■ Record excerpts:
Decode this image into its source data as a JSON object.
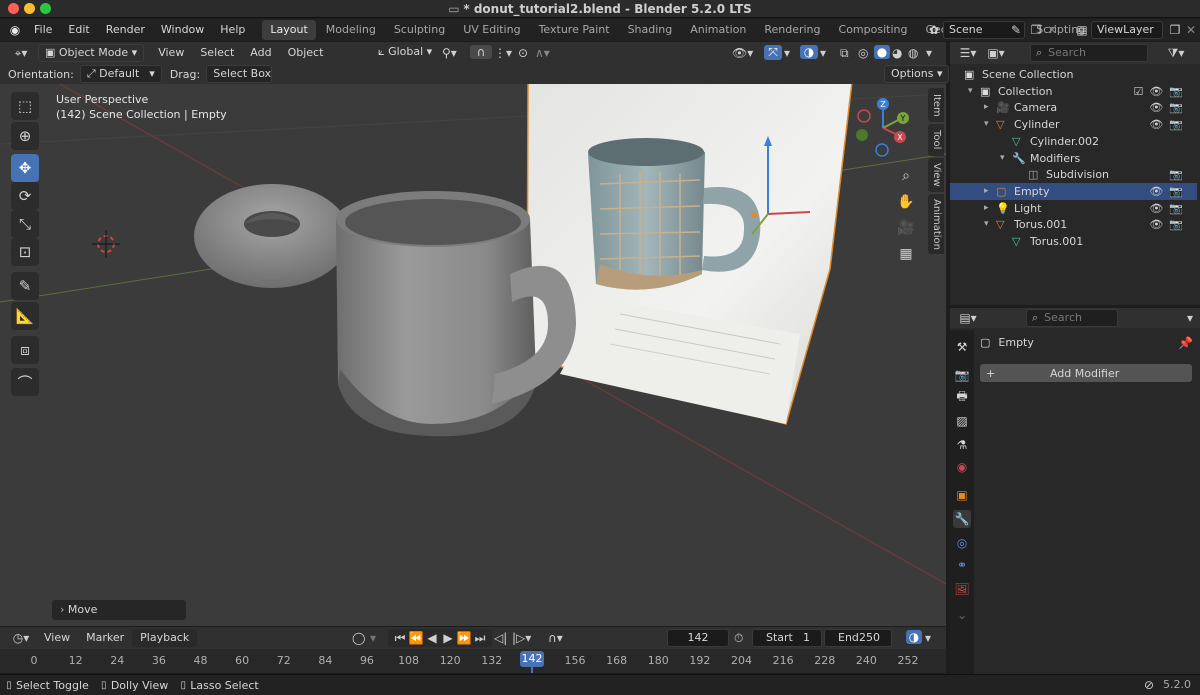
{
  "window": {
    "title": "* donut_tutorial2.blend - Blender 5.2.0 LTS"
  },
  "menu": [
    "File",
    "Edit",
    "Render",
    "Window",
    "Help"
  ],
  "workspaces": [
    "Layout",
    "Modeling",
    "Sculpting",
    "UV Editing",
    "Texture Paint",
    "Shading",
    "Animation",
    "Rendering",
    "Compositing",
    "Geometry Nodes",
    "Scripting"
  ],
  "active_workspace": "Layout",
  "scene": {
    "name": "Scene",
    "view_layer": "ViewLayer"
  },
  "viewport": {
    "mode": "Object Mode",
    "menus": [
      "View",
      "Select",
      "Add",
      "Object"
    ],
    "transform_orientation": "Global",
    "orientation_label": "Orientation:",
    "orientation_value": "Default",
    "drag_label": "Drag:",
    "drag_value": "Select Box",
    "options_label": "Options",
    "info_line1": "User Perspective",
    "info_line2": "(142) Scene Collection | Empty",
    "side_tabs": [
      "Item",
      "Tool",
      "View",
      "Animation"
    ],
    "last_op": "Move",
    "gizmo": {
      "x": "X",
      "y": "Y",
      "z": "Z"
    }
  },
  "timeline": {
    "menus": [
      "View",
      "Marker",
      "Playback"
    ],
    "current_frame": "142",
    "start_label": "Start",
    "start": "1",
    "end_label": "End",
    "end": "250",
    "ticks": [
      "0",
      "12",
      "24",
      "36",
      "48",
      "60",
      "72",
      "84",
      "96",
      "108",
      "120",
      "132",
      "142",
      "156",
      "168",
      "180",
      "192",
      "204",
      "216",
      "228",
      "240",
      "252"
    ]
  },
  "status": {
    "items": [
      "Select Toggle",
      "Dolly View",
      "Lasso Select"
    ],
    "version": "5.2.0"
  },
  "outliner": {
    "search_placeholder": "Search",
    "rows": [
      {
        "label": "Scene Collection",
        "indent": 0
      },
      {
        "label": "Collection",
        "indent": 1
      },
      {
        "label": "Camera",
        "indent": 2
      },
      {
        "label": "Cylinder",
        "indent": 2
      },
      {
        "label": "Cylinder.002",
        "indent": 3
      },
      {
        "label": "Modifiers",
        "indent": 3
      },
      {
        "label": "Subdivision",
        "indent": 4
      },
      {
        "label": "Empty",
        "indent": 2
      },
      {
        "label": "Light",
        "indent": 2
      },
      {
        "label": "Torus.001",
        "indent": 2
      },
      {
        "label": "Torus.001",
        "indent": 3
      }
    ]
  },
  "properties": {
    "search_placeholder": "Search",
    "object_name": "Empty",
    "add_modifier": "Add Modifier"
  },
  "colors": {
    "accent": "#4772b3",
    "selection": "#334d80",
    "x_axis": "#c9484f",
    "y_axis": "#7ba43a",
    "z_axis": "#3c7fd9"
  }
}
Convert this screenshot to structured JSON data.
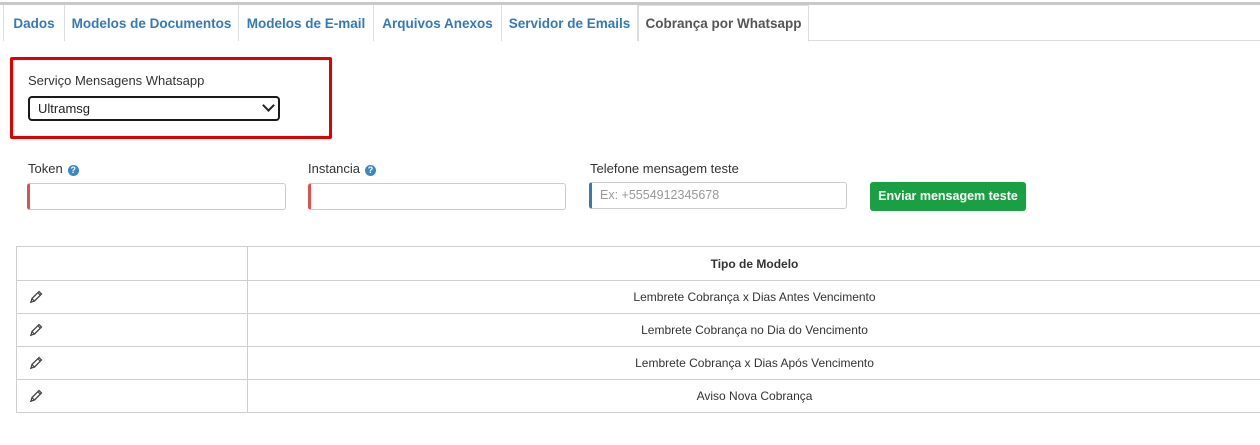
{
  "tabs": [
    {
      "label": "Dados"
    },
    {
      "label": "Modelos de Documentos"
    },
    {
      "label": "Modelos de E-mail"
    },
    {
      "label": "Arquivos Anexos"
    },
    {
      "label": "Servidor de Emails"
    },
    {
      "label": "Cobrança por Whatsapp",
      "active": true
    }
  ],
  "service": {
    "label": "Serviço Mensagens Whatsapp",
    "selected": "Ultramsg"
  },
  "fields": {
    "token_label": "Token",
    "instancia_label": "Instancia",
    "telefone_label": "Telefone mensagem teste",
    "telefone_placeholder": "Ex: +5554912345678",
    "token_value": "",
    "instancia_value": ""
  },
  "send_button": "Enviar mensagem teste",
  "table": {
    "header": "Tipo de Modelo",
    "rows": [
      "Lembrete Cobrança x Dias Antes Vencimento",
      "Lembrete Cobrança no Dia do Vencimento",
      "Lembrete Cobrança x Dias Após Vencimento",
      "Aviso Nova Cobrança"
    ]
  },
  "colors": {
    "tab_link": "#337ab7",
    "highlight": "#e00000",
    "button_green": "#1aa042",
    "required_border": "#d9534f"
  }
}
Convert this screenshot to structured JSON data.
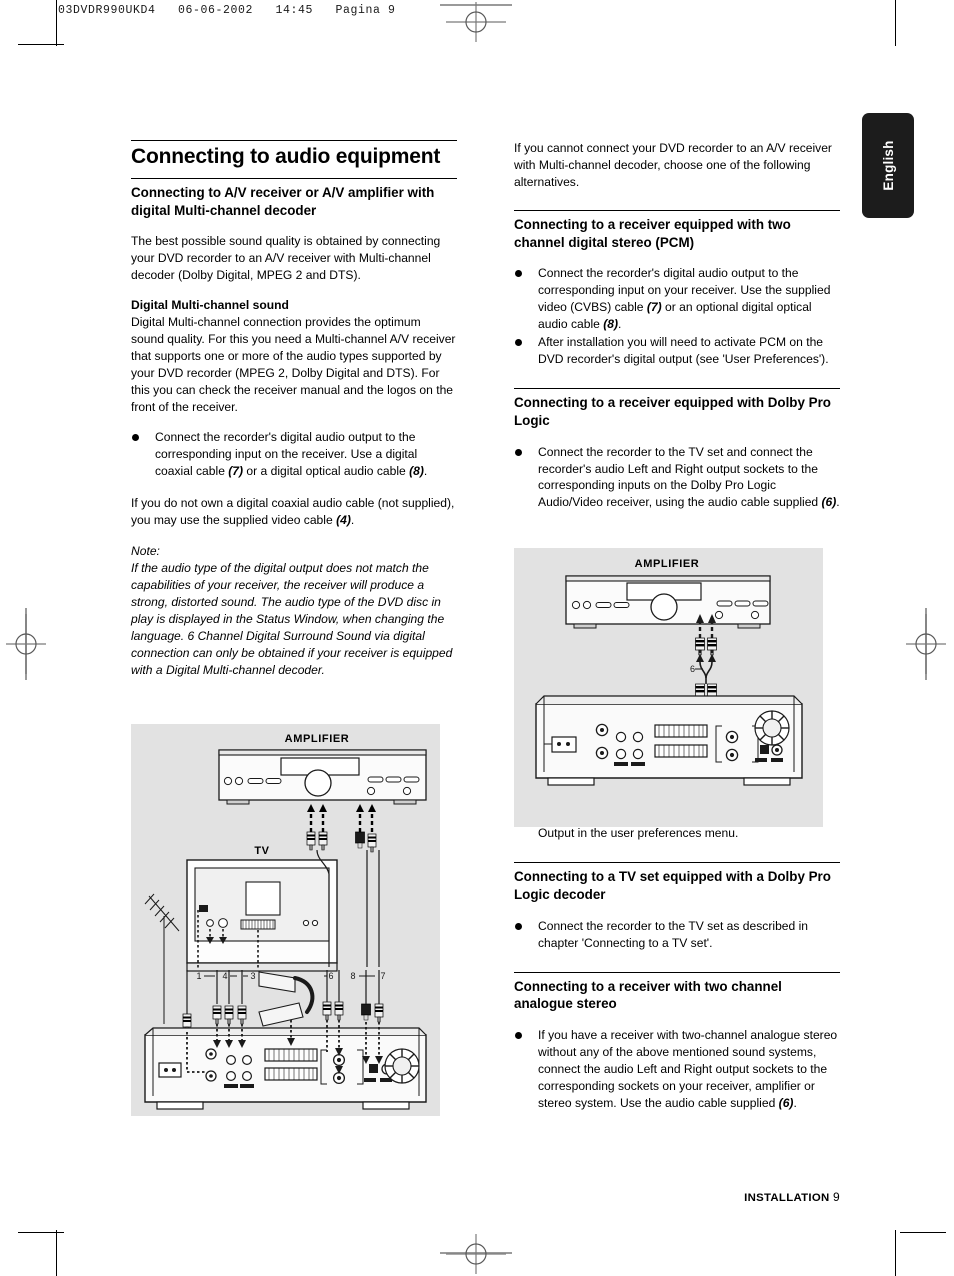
{
  "prepress": {
    "slug": "03DVDR990UKD4   06-06-2002   14:45   Pagina 9"
  },
  "lang_tab": {
    "label": "English"
  },
  "footer": {
    "section": "INSTALLATION",
    "page": "9"
  },
  "left_column": {
    "title": "Connecting to audio equipment",
    "section1_heading": "Connecting to A/V receiver or A/V amplifier with digital Multi-channel decoder",
    "intro": "The best possible sound quality is obtained by connecting your DVD recorder to an A/V receiver with Multi-channel decoder (Dolby Digital, MPEG 2 and DTS).",
    "sub1_heading": "Digital Multi-channel sound",
    "sub1_body": "Digital Multi-channel connection provides the optimum sound quality. For this you need a Multi-channel A/V receiver that supports one or more of the audio types supported by your DVD recorder (MPEG 2, Dolby Digital and DTS). For this you can check the receiver manual and the logos on the front of the receiver.",
    "bullet1_a": "Connect the recorder's digital audio output to the corresponding input on the receiver. Use a digital coaxial cable ",
    "bullet1_ref1": "(7)",
    "bullet1_b": " or a digital optical audio cable ",
    "bullet1_ref2": "(8)",
    "bullet1_c": ".",
    "para_cable_a": "If you do not own a digital coaxial audio cable (not supplied), you may use the supplied video cable ",
    "para_cable_ref": "(4)",
    "para_cable_b": ".",
    "note_label": "Note:",
    "note_body": "If the audio type of the digital output does not match the capabilities of your receiver, the receiver will produce a strong, distorted sound. The audio type of the DVD disc in play is displayed in the Status Window, when changing the language. 6 Channel Digital Surround Sound via digital connection can only be obtained if your receiver is equipped with a Digital Multi-channel decoder."
  },
  "right_column": {
    "intro": "If you cannot connect your DVD recorder to an A/V receiver with Multi-channel decoder, choose one of the following alternatives.",
    "section_pcm_heading": "Connecting to a receiver equipped with two channel digital stereo (PCM)",
    "pcm_bullet1_a": "Connect the recorder's digital audio output to the corresponding input on your receiver. Use the supplied video (CVBS) cable ",
    "pcm_bullet1_ref1": "(7)",
    "pcm_bullet1_b": " or an optional digital optical audio cable ",
    "pcm_bullet1_ref2": "(8)",
    "pcm_bullet1_c": ".",
    "pcm_bullet2": "After installation you will need to activate PCM on the DVD recorder's digital output (see 'User Preferences').",
    "section_prologic_heading": "Connecting to a receiver equipped with Dolby Pro Logic",
    "prologic_bullet_a": "Connect the recorder to the TV set and connect the recorder's audio Left and Right output sockets to the corresponding inputs on the Dolby Pro Logic Audio/Video receiver, using the audio cable supplied ",
    "prologic_bullet_ref": "(6)",
    "prologic_bullet_b": ".",
    "sound_settings_bullet": "Make the appropriate Sound settings for Analogue Output in the user preferences menu.",
    "section_tvset_heading": "Connecting to a TV set equipped with a Dolby Pro Logic decoder",
    "tvset_bullet": "Connect the recorder to the TV set as described in chapter 'Connecting to a TV set'.",
    "section_analogue_heading": "Connecting to a receiver with two channel analogue stereo",
    "analogue_bullet_a": "If you have a receiver with two-channel analogue stereo without any of the above mentioned sound systems, connect the audio Left and Right output sockets to the corresponding sockets on your receiver, amplifier or stereo system. Use the audio cable supplied ",
    "analogue_bullet_ref": "(6)",
    "analogue_bullet_b": "."
  },
  "figure_left": {
    "caption_amplifier": "AMPLIFIER",
    "caption_tv": "TV",
    "cable_labels": [
      "1",
      "4",
      "3",
      "6",
      "8",
      "7"
    ],
    "background_color": "#e2e2e2"
  },
  "figure_right": {
    "caption_amplifier": "AMPLIFIER",
    "cable_labels": [
      "6"
    ],
    "background_color": "#e2e2e2"
  }
}
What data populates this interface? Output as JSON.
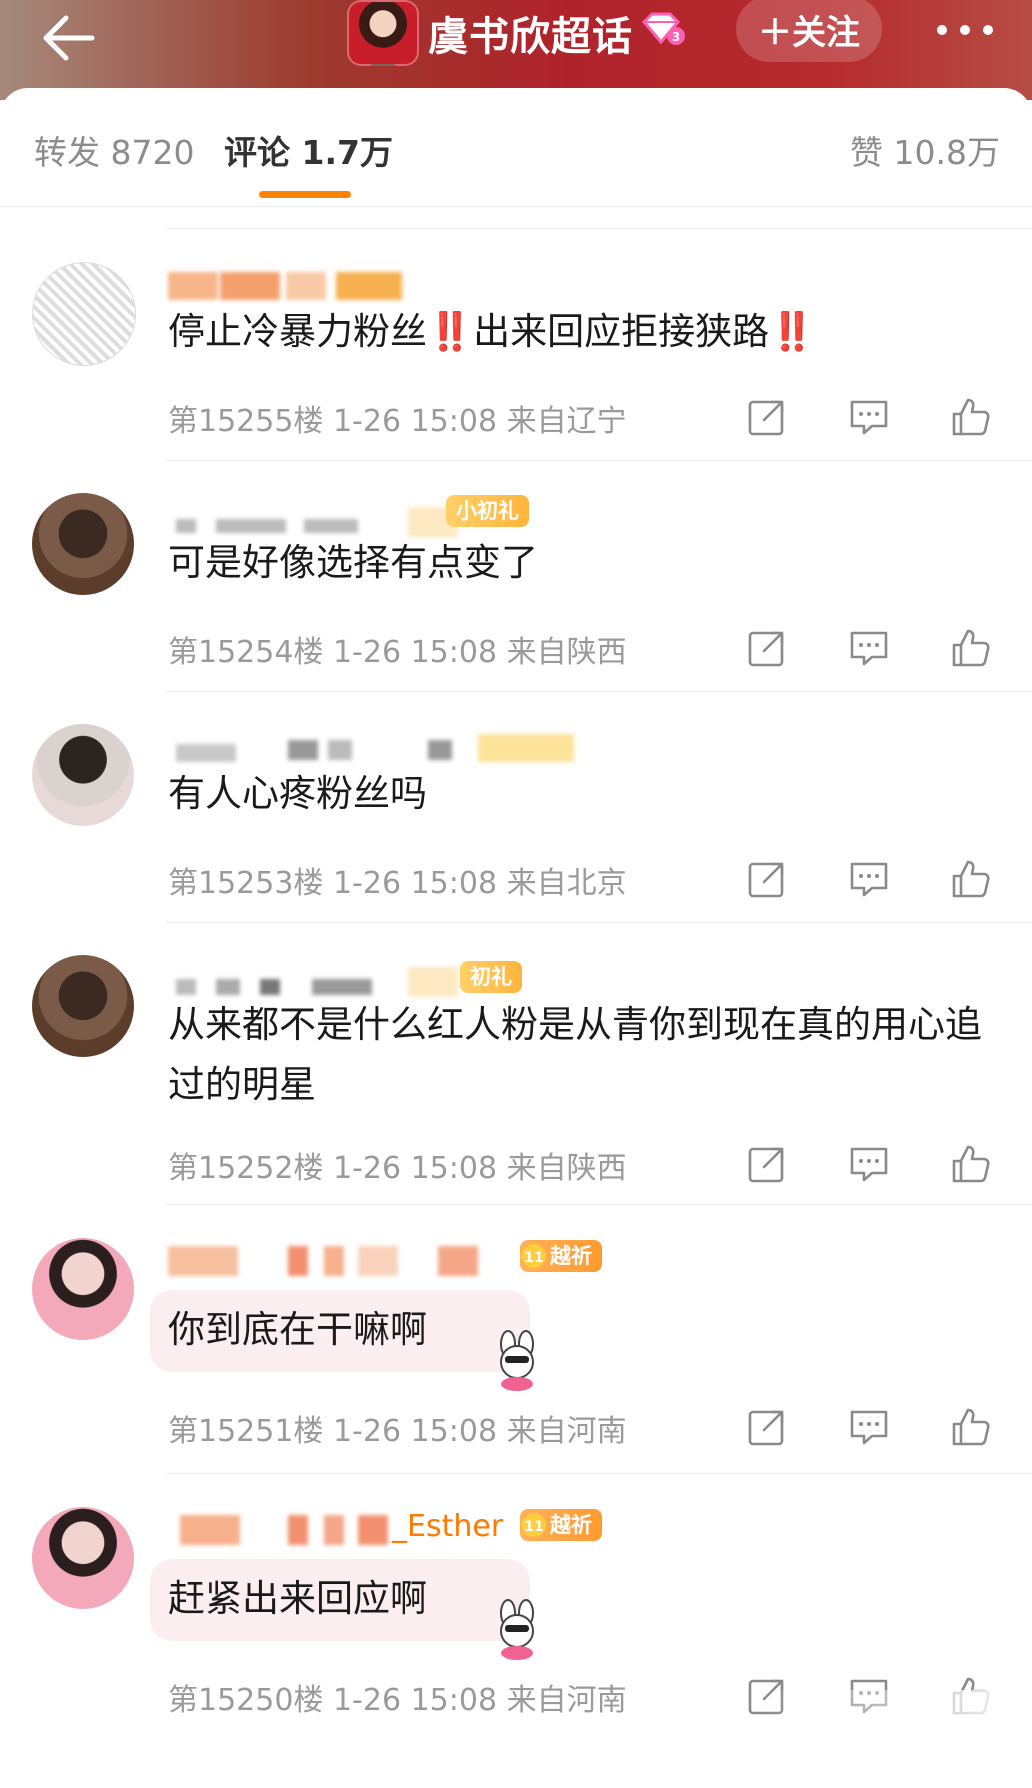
{
  "header": {
    "title": "虞书欣超话",
    "follow_label": "＋关注",
    "accent": "#b0232b"
  },
  "tabs": {
    "repost": "转发 8720",
    "comments": "评论 1.7万",
    "likes": "赞 10.8万",
    "underline_color": "#ff8200"
  },
  "comments": [
    {
      "text_a": "停止冷暴力粉丝",
      "mark1": "‼️",
      "text_b": "出来回应拒接狭路",
      "mark2": "‼️",
      "meta": "第15255楼 1-26 15:08 来自辽宁"
    },
    {
      "badge": "小初礼",
      "text": "可是好像选择有点变了",
      "meta": "第15254楼 1-26 15:08 来自陕西"
    },
    {
      "text": "有人心疼粉丝吗",
      "meta": "第15253楼 1-26 15:08 来自北京"
    },
    {
      "badge": "初礼",
      "text": "从来都不是什么红人粉是从青你到现在真的用心追过的明星",
      "meta": "第15252楼 1-26 15:08 来自陕西"
    },
    {
      "badge": "越祈",
      "text": "你到底在干嘛啊",
      "meta": "第15251楼 1-26 15:08 来自河南"
    },
    {
      "username_fragment": "_Esther",
      "badge": "越祈",
      "text": "赶紧出来回应啊",
      "meta": "第15250楼 1-26 15:08 来自河南"
    }
  ]
}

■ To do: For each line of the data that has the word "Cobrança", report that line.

■ Answer area:
      "label": "Cobrança por Whatsapp",
      "Lembrete Cobrança x Dias Antes Vencimento",
      "Lembrete Cobrança no Dia do Vencimento",
      "Lembrete Cobrança x Dias Após Vencimento",
      "Aviso Nova Cobrança"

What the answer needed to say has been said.